Rajan writes:

“Finally, Milton Friedman thought that there was a political argument for shareholder value maximization, which keeps the role of the government and the role of the corporation separate. He thought that was important because he felt that corporate social responsibility was a backdoor way for special interests to push what they could not get through Parliament and therefore make rules for the firm which they could not make through legislation. In some sense, this is a very important argument because it says that sometimes, these pressures can be anti-democratic rather than pro-democratic—that because you’re frustrated in Congress or in Parliament, you might try to push that stuff through the backdoor by directly targeting corporations.”

But Rajan believes this separation of business from politics that Friedman advocated has turned into its primary problem:

“And that leads to what I think is the deepest problem with Milton Friedman: shareholder value maximization means completely turning a tin ear to politics. It sounds sinister. It sounds pro-rich. It sounds evil, even if it may be the right thing to do for society under many circumstances.”

I’m not quite sure why something that sounds evil while it might be the “right thing to do for society” needs to change. There are many economic concepts that sound evil or counter-intuitive – efficient market mechanism, free trade, comparative advantage or Ricardian equivalence. They shouldn’t be discarded or changed because of it. Instead, they need to be explained better.

Read the full edition here.

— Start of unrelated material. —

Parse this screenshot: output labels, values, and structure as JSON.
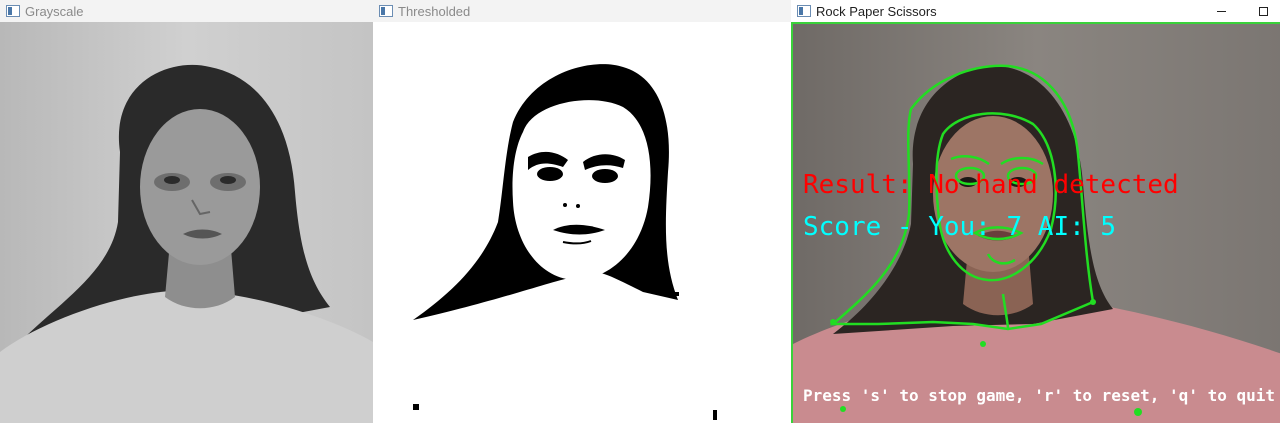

Disclaimer: Views expressed on Anticipating the Unintended are those of the authors’ and do not represent Takshashila Institution’s recommendations.